“We can pretend that we’re here working but if we’re just here killing time for an eventuality next week, I think you have to play up those practical things,” he said.
Tensions in the Capitol had already been escalating before this week’s standoff in coronavirus talks. Last week, Rep. Ted Yoho (R-Fla.) was witnessed verbally harassing Rep. Alexandria Ocasio-Cortez (D-N.Y.) over her political views just steps from the House chamber. And some rank-and-file GOP lawmakers tore into one of their own leaders, Rep. Liz Cheney (R-Wyo.), over disagreements on Trump.
Not to mention it’s been a devastating few weeks in the House with the death of Rep. John Lewis (D-Ga.) on July 17 and the days of public grieving that followed. Before that, the nationwide reckoning over race led to the first real discussions on police reform in years, but ultimately collapsed amid partisan disputes.
“The biggest thing going through most of our heads probably right now is still John Lewis. He was such a good friend to all of us,” Rep. Juan Vargas (D-Calif.) said. “To have so many inspiring views, thoughts, remembrances of him, and then to have the drag we’re in. That’s disappointing.”
Anxiety in the Capitol further intensified this week after Rep. Louie Gohmert (R-Texas) — who is notoriously lax about wearing masks — tested positive for the virus, raising new questions about safety inside the building.
That all comes after a brutal year, with the Senate impeachment trial of President Donald Trump in February that was over just weeks before Congress was forced to swiftly shutter the Capitol and draft massive legislation dealing with the coronavirus pandemic and the economic recession that followed.
Since then, the year has only mushroomed into chaos as a Congress established in the 18th Century struggled to respond to a 21st Century pandemic. Not even August recess is spared — something lawmakers insist is the furthest thing from their mind as Congress struggles to reconcile around a coronavirus aid bill with millions of people struggling to pay their bills and provide food for their families.

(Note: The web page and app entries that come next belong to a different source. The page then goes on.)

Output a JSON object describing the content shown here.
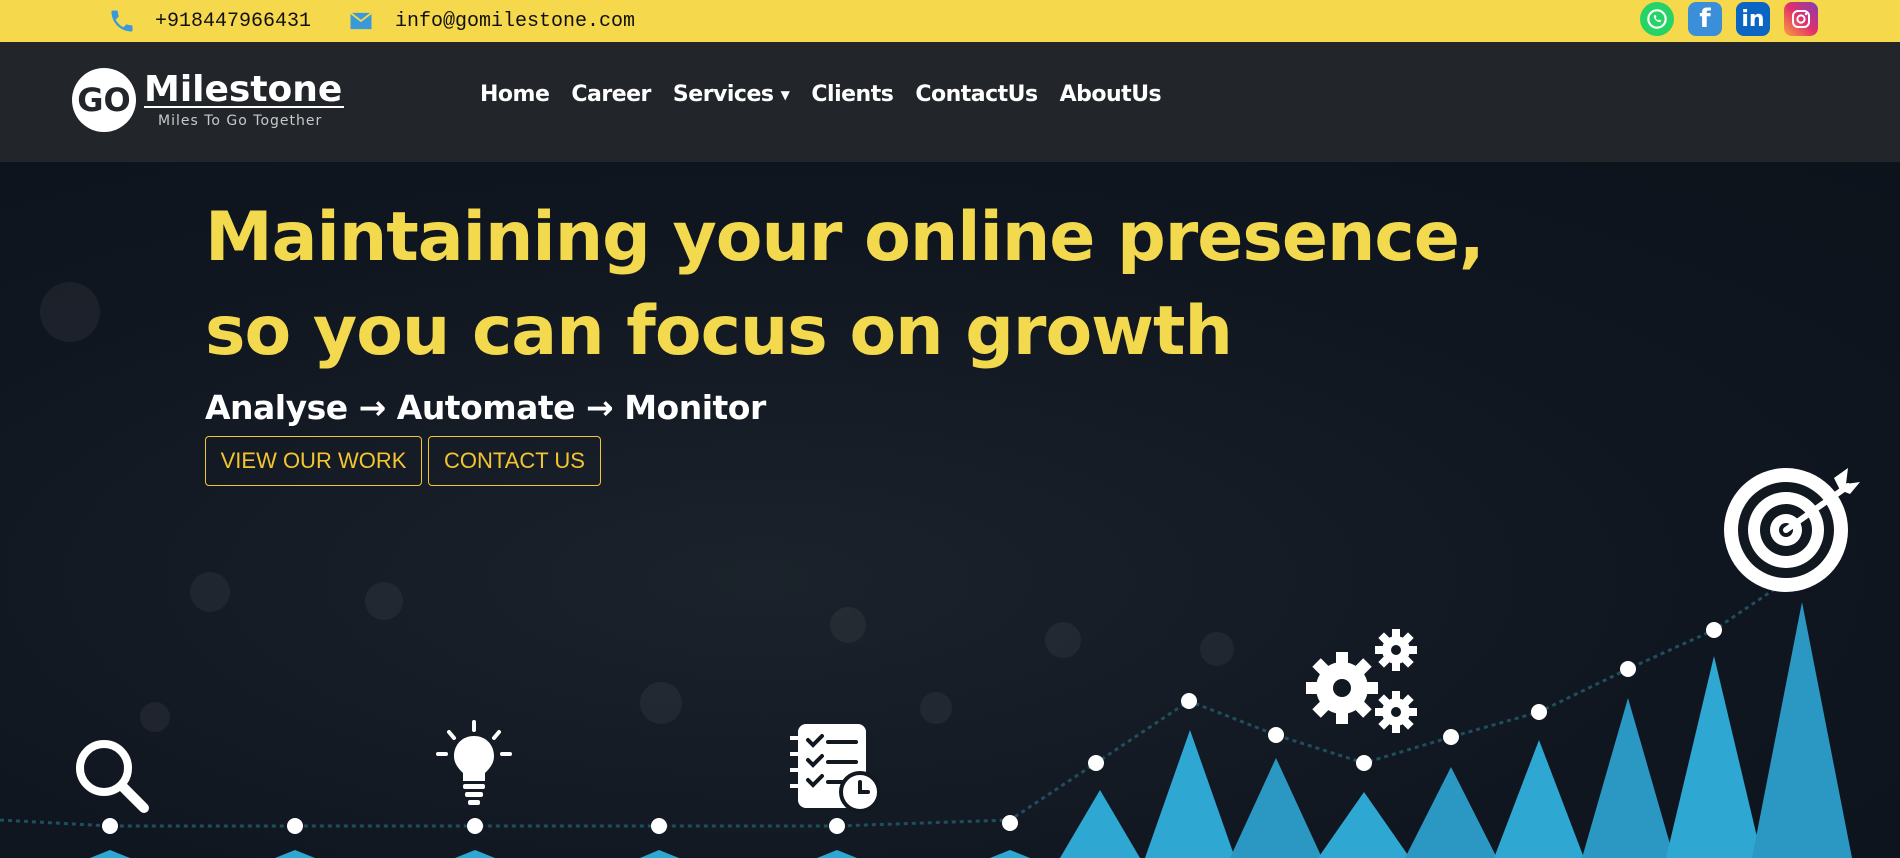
{
  "topbar": {
    "phone": "+918447966431",
    "email": "info@gomilestone.com",
    "social": [
      "whatsapp-icon",
      "facebook-icon",
      "linkedin-icon",
      "instagram-icon"
    ]
  },
  "logo": {
    "mark": "GO",
    "name": "Milestone",
    "tagline": "Miles To Go Together"
  },
  "nav": {
    "home": "Home",
    "career": "Career",
    "services": "Services",
    "clients": "Clients",
    "contact": "ContactUs",
    "about": "AboutUs"
  },
  "hero": {
    "headline_line1": "Maintaining your online presence,",
    "headline_line2": "so you can focus on growth",
    "subtitle": "Analyse → Automate → Monitor",
    "btn_work": "VIEW OUR WORK",
    "btn_contact": "CONTACT US",
    "icons": [
      "search-icon",
      "lightbulb-icon",
      "checklist-icon",
      "gears-icon",
      "target-icon"
    ]
  },
  "colors": {
    "accent": "#f6d84c",
    "navbar": "#22262b",
    "background": "#121820",
    "chart_blue": "#2ea7d3"
  }
}
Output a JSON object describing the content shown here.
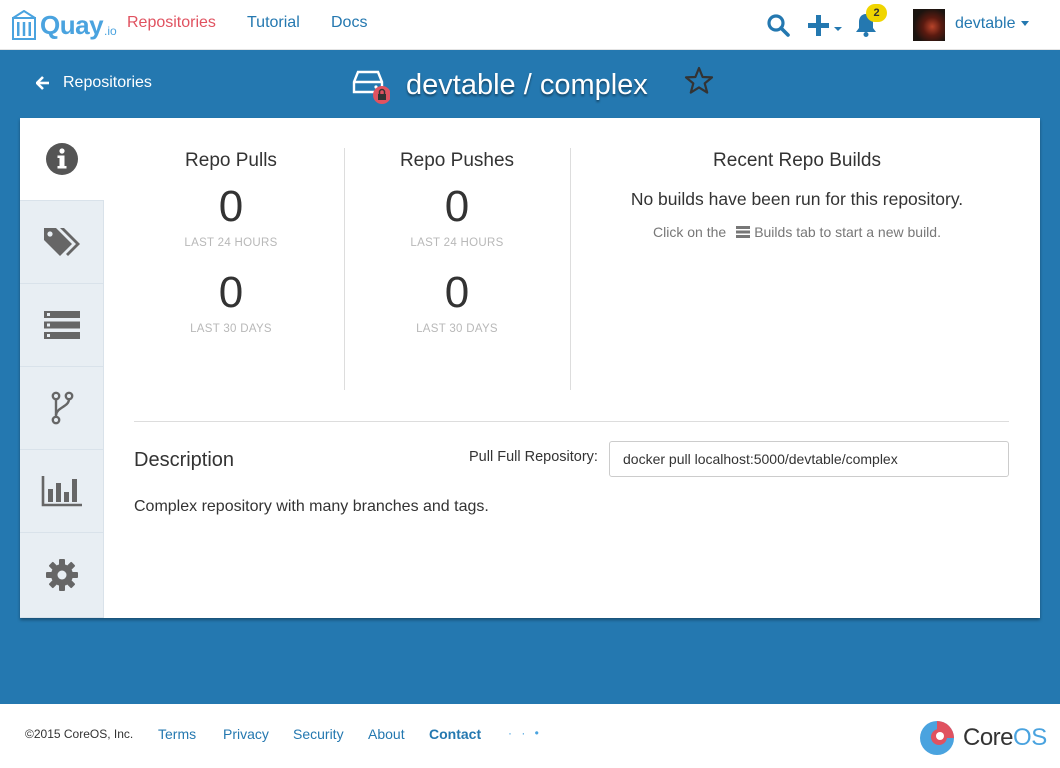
{
  "nav": {
    "logo_text": "Quay",
    "logo_sub": ".io",
    "links": [
      "Repositories",
      "Tutorial",
      "Docs"
    ],
    "notification_count": "2",
    "username": "devtable"
  },
  "header": {
    "back_label": "Repositories",
    "repo_name": "devtable / complex"
  },
  "stats": {
    "pulls": {
      "title": "Repo Pulls",
      "day_value": "0",
      "day_label": "LAST 24 HOURS",
      "month_value": "0",
      "month_label": "LAST 30 DAYS"
    },
    "pushes": {
      "title": "Repo Pushes",
      "day_value": "0",
      "day_label": "LAST 24 HOURS",
      "month_value": "0",
      "month_label": "LAST 30 DAYS"
    }
  },
  "builds": {
    "title": "Recent Repo Builds",
    "empty_message": "No builds have been run for this repository.",
    "hint_prefix": "Click on the",
    "hint_suffix": "Builds tab to start a new build."
  },
  "description": {
    "title": "Description",
    "text": "Complex repository with many branches and tags."
  },
  "pull": {
    "label": "Pull Full Repository:",
    "command": "docker pull localhost:5000/devtable/complex"
  },
  "footer": {
    "copyright": "©2015 CoreOS, Inc.",
    "links": [
      "Terms",
      "Privacy",
      "Security",
      "About",
      "Contact"
    ],
    "dots": "· · •",
    "brand_core": "Core",
    "brand_os": "OS"
  },
  "colors": {
    "primary_blue": "#2478b0",
    "active_nav": "#e05260",
    "badge_yellow": "#f0d500",
    "tab_bg": "#e8eef3"
  },
  "tabs": [
    {
      "icon": "info-icon"
    },
    {
      "icon": "tags-icon"
    },
    {
      "icon": "tag-list-icon"
    },
    {
      "icon": "branch-icon"
    },
    {
      "icon": "usage-chart-icon"
    },
    {
      "icon": "settings-gear-icon"
    }
  ]
}
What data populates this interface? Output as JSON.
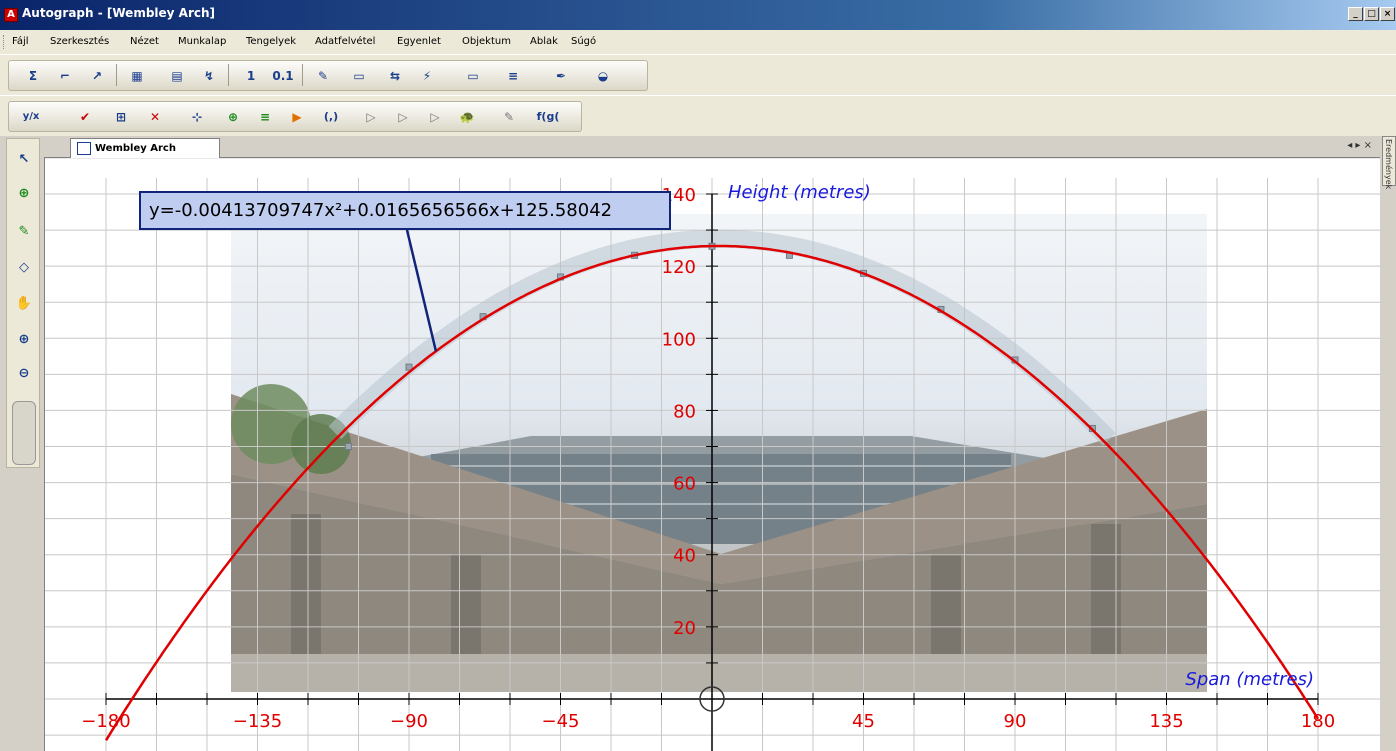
{
  "window": {
    "title": "Autograph - [Wembley Arch]",
    "minimize": "_",
    "restore": "□",
    "close": "×"
  },
  "menu": [
    "Fájl",
    "Szerkesztés",
    "Nézet",
    "Munkalap",
    "Tengelyek",
    "Adatfelvétel",
    "Egyenlet",
    "Objektum",
    "Ablak",
    "Súgó"
  ],
  "toolbar1": [
    "Σ",
    "⌐",
    "↗",
    "▦",
    "▤",
    "↯",
    "1",
    "0.1",
    "✎",
    "▭",
    "⇆",
    "⚡",
    "▭",
    "≡",
    "✒",
    "◒"
  ],
  "toolbar2": [
    "y/x",
    "✔",
    "⊞",
    "✕",
    "⊹",
    "⊕",
    "≡",
    "▶",
    "(,)",
    "▷",
    "▷",
    "▷",
    "🐢",
    "✎",
    "f(g("
  ],
  "lefttools": [
    "↖",
    "⊕",
    "✎",
    "◇",
    "✋",
    "⊕",
    "⊖"
  ],
  "tab": {
    "label": "Wembley Arch",
    "controls": "◂ ▸ ×"
  },
  "side_panel": {
    "label": "Eredmények"
  },
  "graph": {
    "equation": "y=-0.00413709747x²+0.0165656566x+125.58042",
    "y_axis_label": "Height (metres)",
    "x_axis_label": "Span (metres)",
    "x_ticks": [
      -180,
      -135,
      -90,
      -45,
      45,
      90,
      135,
      180
    ],
    "x_tick_labels": [
      "−180",
      "−135",
      "−90",
      "−45",
      "45",
      "90",
      "135",
      "180"
    ],
    "y_ticks": [
      20,
      40,
      60,
      80,
      100,
      120,
      140
    ],
    "y_tick_labels": [
      "20",
      "40",
      "60",
      "80",
      "100",
      "120",
      "140"
    ],
    "xlim": [
      -180,
      180
    ],
    "ylim": [
      0,
      140
    ],
    "curve": {
      "a": -0.00413709747,
      "b": 0.0165656566,
      "c": 125.58042
    },
    "data_points": [
      [
        -108,
        70
      ],
      [
        -90,
        92
      ],
      [
        -68,
        106
      ],
      [
        -45,
        117
      ],
      [
        -23,
        123
      ],
      [
        0,
        125.5
      ],
      [
        23,
        123
      ],
      [
        45,
        118
      ],
      [
        68,
        108
      ],
      [
        90,
        94
      ],
      [
        113,
        75
      ]
    ],
    "colors": {
      "curve": "#e00000",
      "tick_labels": "#e00000",
      "axis_labels": "#1a1adc",
      "grid": "#c8c8c8",
      "axes": "#000000"
    },
    "grid": true
  }
}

“We have to stand ready. We know that we’re actually not going to have an August work period [until it’s done],” said Rep. David Cicilline (D-R.I.).
Marianne LeVine contributed to this story.